We're in a library. A man approaches. His eyes are soft and kind. And so sad. “They tell us to talk to our children about drugs—to warn them,” he says. “I was vigilant. I educated my son. When he began using drugs in his early teens, I did what I thought you're supposed to do. I immediately intervened. However, my son was hurting so bad emotionally that he pledged he'd use drugs, especially marijuana, for the rest of his life. Drugs became his savior. From that point on, I did everything I could to stop him. When his drug use escalated and his mental health issues became severe and persistent, I got him what I thought was the best treatment available. He saw psychologists, psychiatrists, and substance abuse counselors. What would you do if your son or daughter got cancer or another serious illness? This is no different. I took my son to the best doctors I could find, got second opinions, and pleaded with him that he could not solve his problems alone. I was optimistic that he could have a normal life. I was probably fooling myself. I was praying for him to finish college, marry his girlfriend, and pursue his career. We all know that sometimes cancer recurs. If this happened to your child, once again you'd find the best treatment possible, given your insurance coverage and financial resources. With addiction, recurrence comes in the form of relapse. My son accidentally overdosed and died. With cancer we know that we can do everything right, yet sometimes its victims die. It's the same with addiction. Sometimes whatever we do isn't good enough.”

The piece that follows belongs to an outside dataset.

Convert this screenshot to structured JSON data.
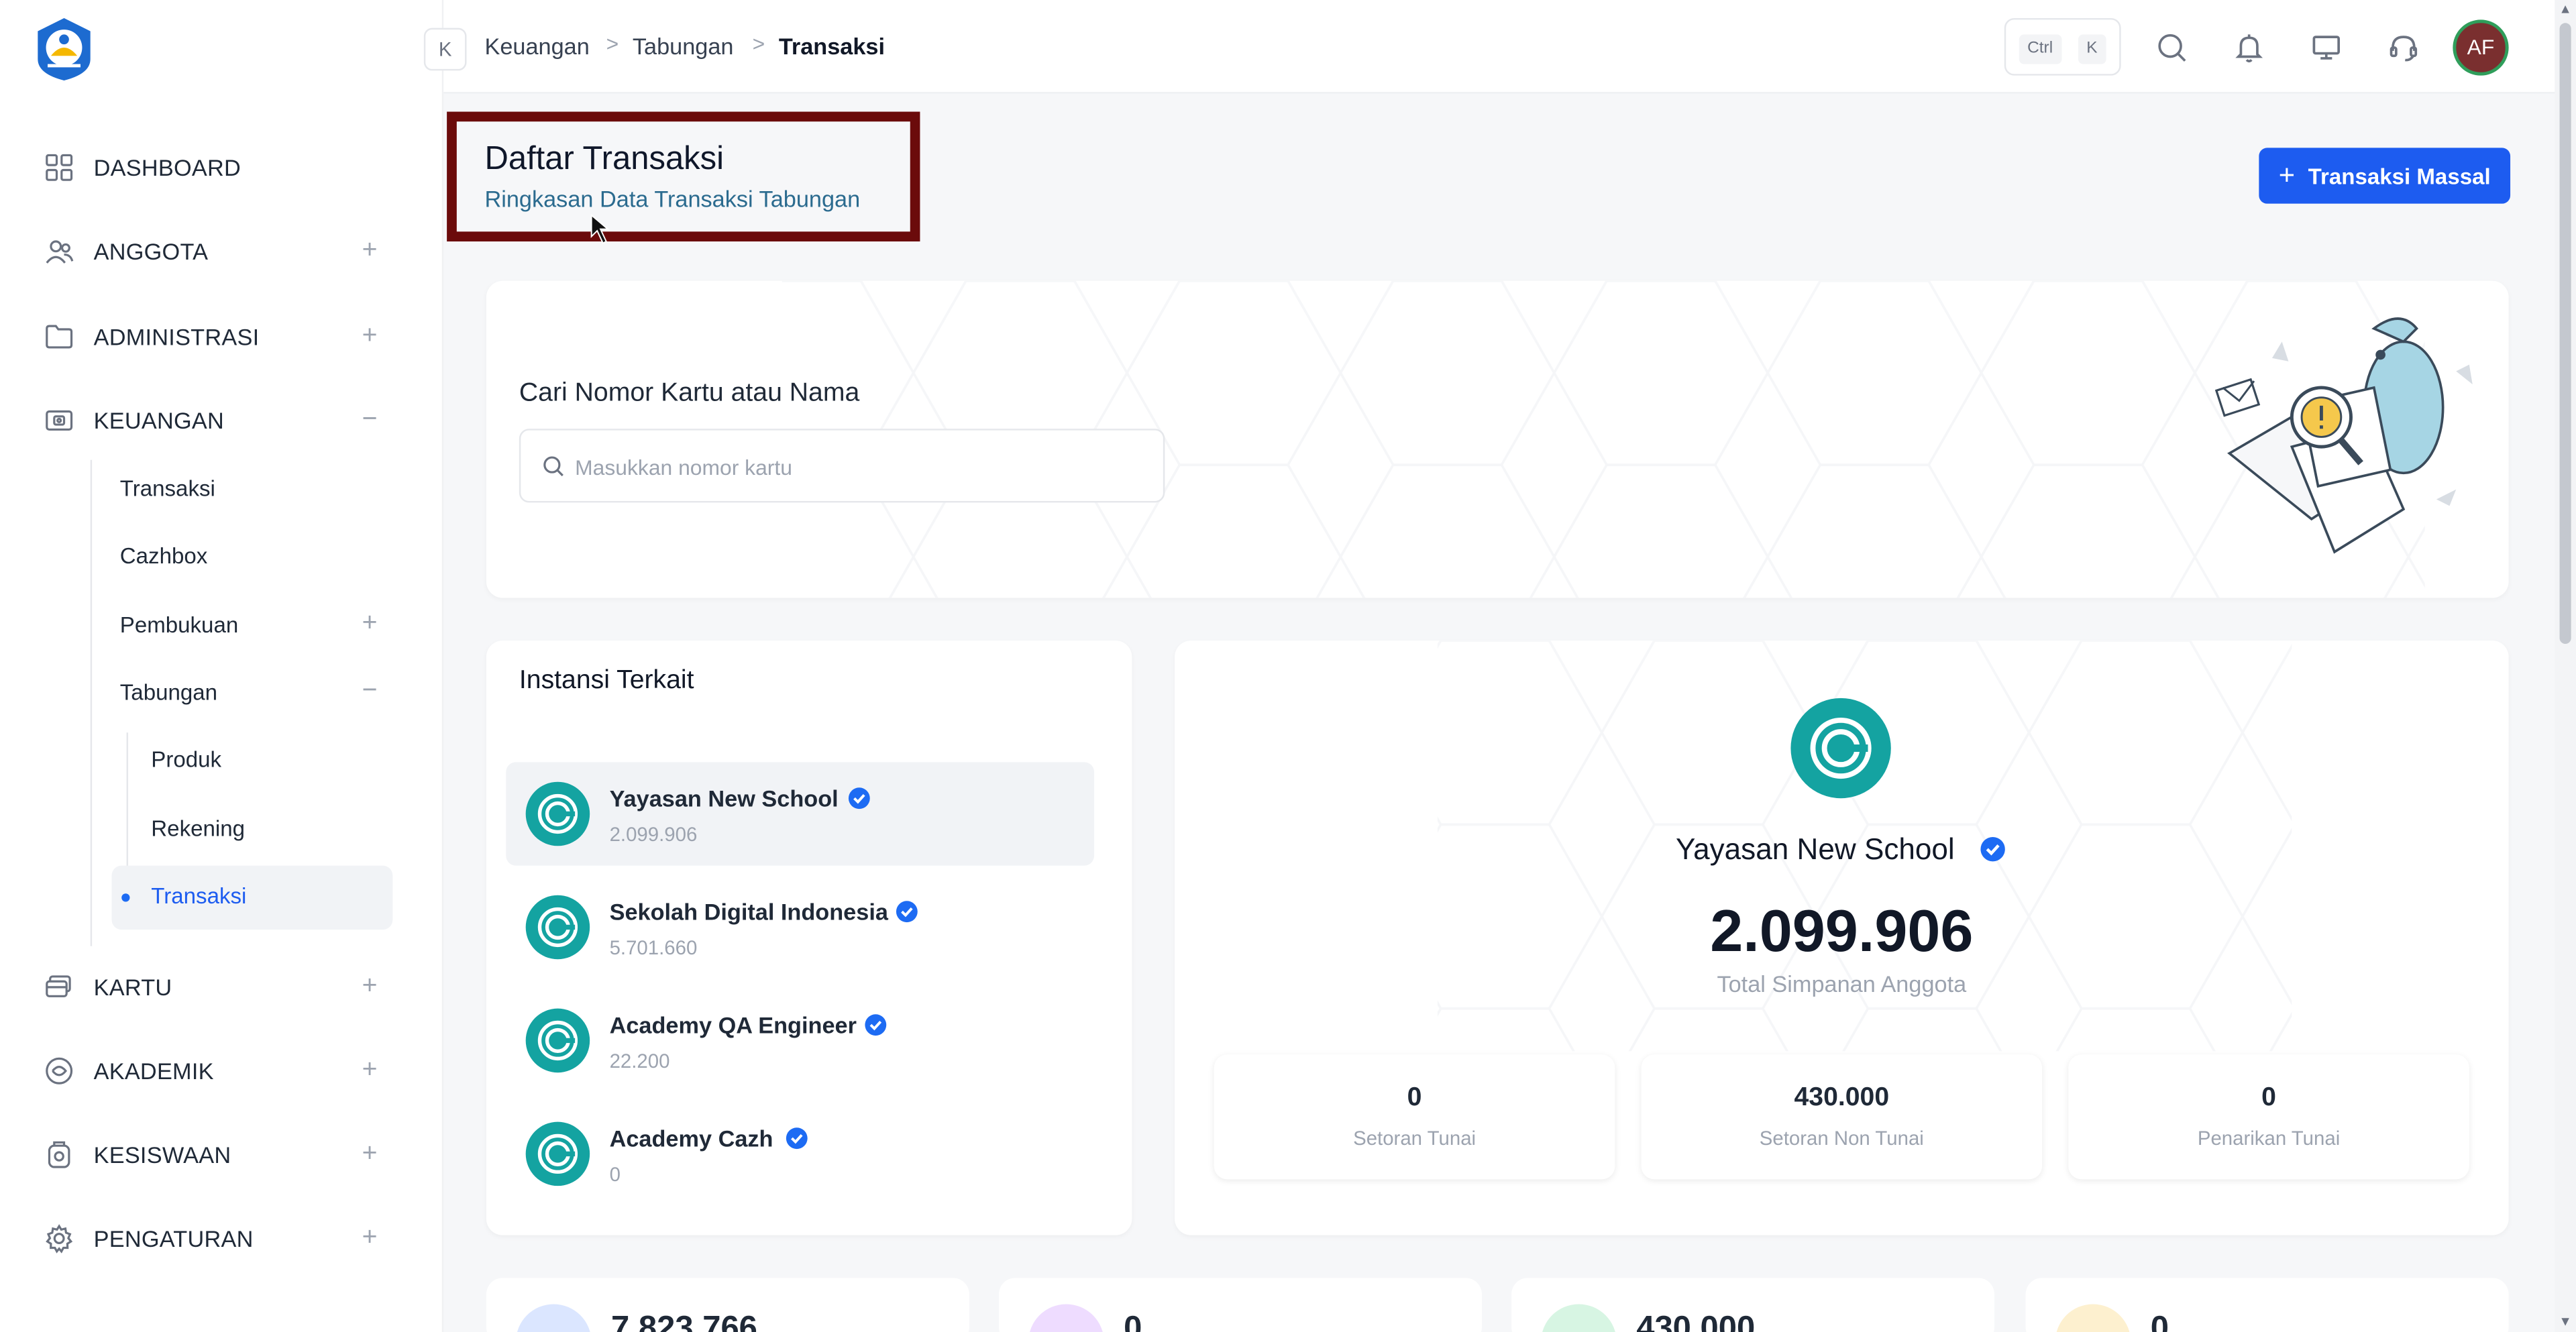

So many children have died. So many people. Their parents and lovers and spouses and siblings and children come to see us. You can't imagine how many. As one tells her story, I look over at Nic. From across the room he smiles at me, his eyes clear. I'm flooded with gratitude that he's all right and with unbearable grief for this mother, whose child is gone. And guilt. Why did my son survive when so many others have been buried by their parents? Nic is so lucky to be alive. I'm so lucky to have my son. I look over at him, my beautiful child. Then I look into the other parents' eyes. I'll never forget them. I'll carry their agony and fury—fury at the disease of addiction and our disastrous system of mental health care, which failed them. I'll also carry their dignity and bravery.